Eddie: When you made this trek in the Pyrenees with your father, did you know you’d be writing a book from the experience?

Nathan: I’ve been to the Pyrenees 7 or 8 times. I didn’t intend to write a book about it all, I do keep a notepad just in case, but that particular week, the main narrative of the book, that was a particularly eventful year. I saw an advertisement for a competition for travel writing in the New Welsh Review, so that was the genesis moment.

E: The memoir is full of characters that are equal parts jovial, solemn, and reflective. Do you think mountaineering attracts a certain type of person, or brings out the same attributes of a vast range of people?

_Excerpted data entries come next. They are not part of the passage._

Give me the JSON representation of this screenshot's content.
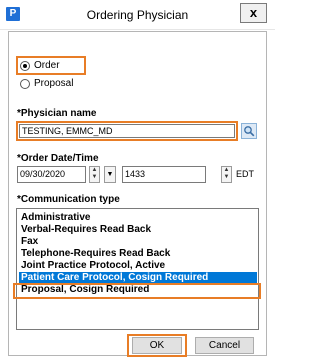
{
  "window": {
    "title": "Ordering Physician",
    "app_icon_letter": "P",
    "close_glyph": "x"
  },
  "order_type": {
    "options": [
      {
        "label": "Order",
        "selected": true
      },
      {
        "label": "Proposal",
        "selected": false
      }
    ]
  },
  "physician": {
    "label": "*Physician name",
    "value": "TESTING, EMMC_MD",
    "search_icon": "search-icon"
  },
  "order_datetime": {
    "label": "*Order Date/Time",
    "date": "09/30/2020",
    "time": "1433",
    "timezone": "EDT"
  },
  "communication": {
    "label": "*Communication type",
    "items": [
      "Administrative",
      "Verbal-Requires Read Back",
      "Fax",
      "Telephone-Requires Read Back",
      "Joint Practice Protocol, Active",
      "Patient Care Protocol, Cosign Required",
      "Proposal, Cosign Required"
    ],
    "selected_index": 5
  },
  "buttons": {
    "ok": "OK",
    "cancel": "Cancel"
  },
  "colors": {
    "highlight_outline": "#e87d26",
    "selection": "#0078d7",
    "app_icon": "#1f6fd6"
  }
}
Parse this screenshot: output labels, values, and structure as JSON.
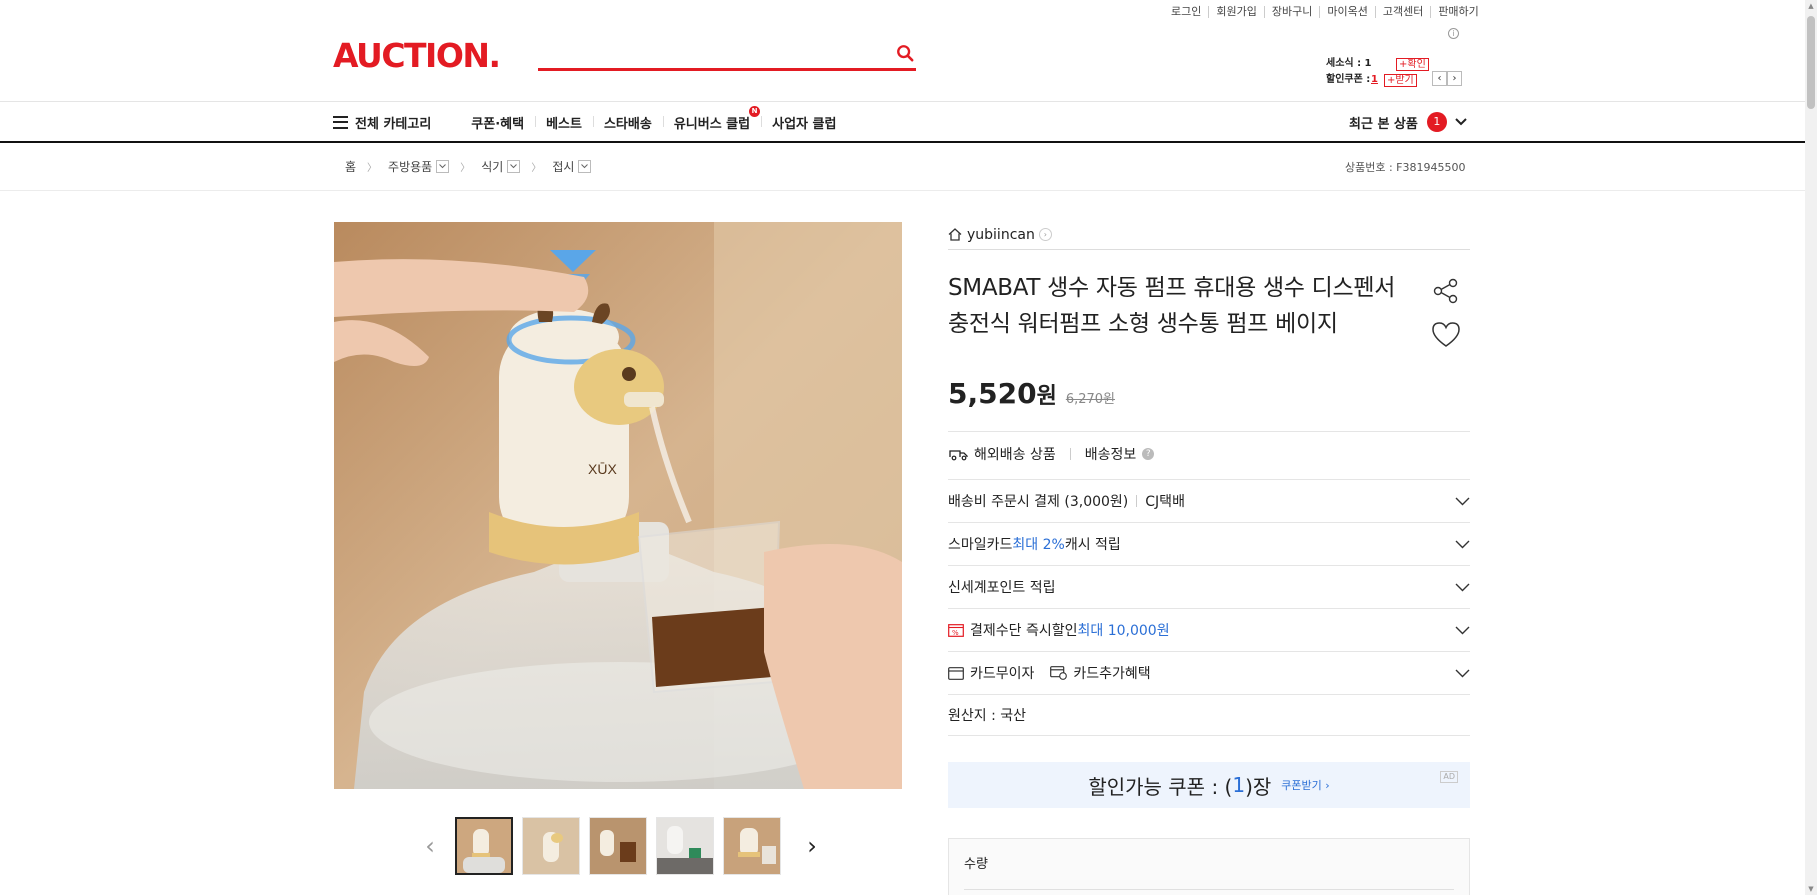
{
  "util_links": [
    "로그인",
    "회원가입",
    "장바구니",
    "마이옥션",
    "고객센터",
    "판매하기"
  ],
  "logo": "AUCTION.",
  "search": {
    "placeholder": ""
  },
  "mini_coupon": {
    "rows": [
      {
        "label": "세소식 : 1",
        "value": "",
        "tag": "+확인"
      },
      {
        "label": "할인쿠폰 :",
        "value": "1",
        "tag": "+받기"
      }
    ]
  },
  "nav": {
    "all_categories": "전체 카테고리",
    "items": [
      "쿠폰·혜택",
      "베스트",
      "스타배송",
      "유니버스 클럽",
      "사업자 클럽"
    ],
    "new_badge": "N",
    "recent_label": "최근 본 상품",
    "recent_count": "1"
  },
  "breadcrumb": {
    "home": "홈",
    "crumbs": [
      "주방용품",
      "식기",
      "접시"
    ],
    "product_no": "상품번호 : F381945500"
  },
  "seller": {
    "name": "yubiincan"
  },
  "product": {
    "title": "SMABAT 생수 자동 펌프 휴대용 생수 디스펜서 충전식 워터펌프 소형 생수통 펌프 베이지",
    "price": "5,520",
    "currency": "원",
    "original_price": "6,270원"
  },
  "shipping": {
    "overseas": "해외배송 상품",
    "info": "배송정보"
  },
  "rows": {
    "shipping_fee": "배송비 주문시 결제 (3,000원)",
    "courier": "CJ택배",
    "smilecard_a": "스마일카드 ",
    "smilecard_b": "최대 2%",
    "smilecard_c": " 캐시 적립",
    "shinsegae": "신세계포인트 적립",
    "payment_a": "결제수단 즉시할인 ",
    "payment_b": "최대 10,000원",
    "card_installment": "카드무이자",
    "card_extra": "카드추가혜택",
    "origin": "원산지 : 국산"
  },
  "coupon_banner": {
    "a": "할인가능 쿠폰 : (",
    "n": "1",
    "b": ")장",
    "get": "쿠폰받기 ›",
    "ad": "AD"
  },
  "quantity": {
    "label": "수량"
  },
  "colors": {
    "brand": "#e31b23",
    "accent_blue": "#2b6fd6"
  }
}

N: I think mountains do attract interesting people, but most people are interesting when you get them on their own. I think that’s the beauty of mountains and refuges is that you’re forced to encounter individuals, rather than groups of people.

 

E: The people you meet in the refuges are transformed into mythological and literary heroes from folklore. Did these attributions occur to you upon meeting them or upon putting together the book?

N: To be honest, a bit of both. When I saw my friend, who we call ‘Hemingway’ come through the door, I did think ‘Dad look, it’s Ernest Hemingway from the dead!’. Others have come later. But I think that’s true of any writer. I think it’s an amalgamation of present experience and looking back.

E: I think it imbued such life into the story.

N: I love myth, and folklore. The whole book really looks at those boundaries of what is real and what is not. And how real people become these heroes or antiheroes or mythic figures. I hope to show in the book that most humans have something wondrous sort of stamped onto them.

E: Let me read a passage from the book: There was something mystical about a grieving traveller crossing a mountain range after so much suffering. The mountains provide an escape for those who suffer. 

Do the Pyrenees provide an escape for you and your father?

N: My dad lost his mother at a young age and I think the hills gave him time to think and sort of stew in what [he was] feeling. For me, I’ve always been quite a sensitive person. I do need those times once or twice a year where I can escape. The modern world doesn’t give us those quiet times. We’re always in a hurry. We eat our food in a hurry. We’re always in a hurry for the next thing in life, aren’t we?

E: The book emphasizes how we associate summits with holiness and accomplishment. Does this notion hold up for you when you reached the summits in the Pyrenees, or it did reside more when you were among strangers in the refuges?

N: I start the book with that idea of ‘to peak.’ And I think a mountaineer has to be careful because you can become a ‘peak-backer’ and all you do, and my dad’s guilty of this, is ticking boxes … The mountains in a way were like a microcosm, where our life is not always going to be on the peaks. The valleys are probably more important, because it’s in the valley you decide which path you take up and if you take the wrong path it can be fatal.

E: Biblical accounts of mountaineering stories are interspersed with yours. Can you talk about how mountaineering provided a helpful lens for you to see these biblical stories in a new light?

N: Religion is always painted in a sort of negative, boring way. But actually if you read the bible, it’s far from it … The historical Jesus was a man, I believe he was also God. He wasn’t just a man, he was a normal man who enjoyed going up the hill, who needed to go up the hill to have times away from the hustle and bustle. It always drew my imagination. I think that’s the crux of it, these are spaces where the mundane fuses with the supernatural.

Nathan Munday is attending Cardiff University for a doctorate exploring Welsh writing in English and Welsh. Seven Seven Days final cover (1)Days was shortlisted for New Welsh Reader University of South Wales Travel Writing Award. He lives in Cardiff and still goes trekking through the mountains with his father for a week every year. He can be contacted on Twitter at @nathanmunday2Seven Days can be purchased from Parthian’s website here: Seven Days – Nathan Munday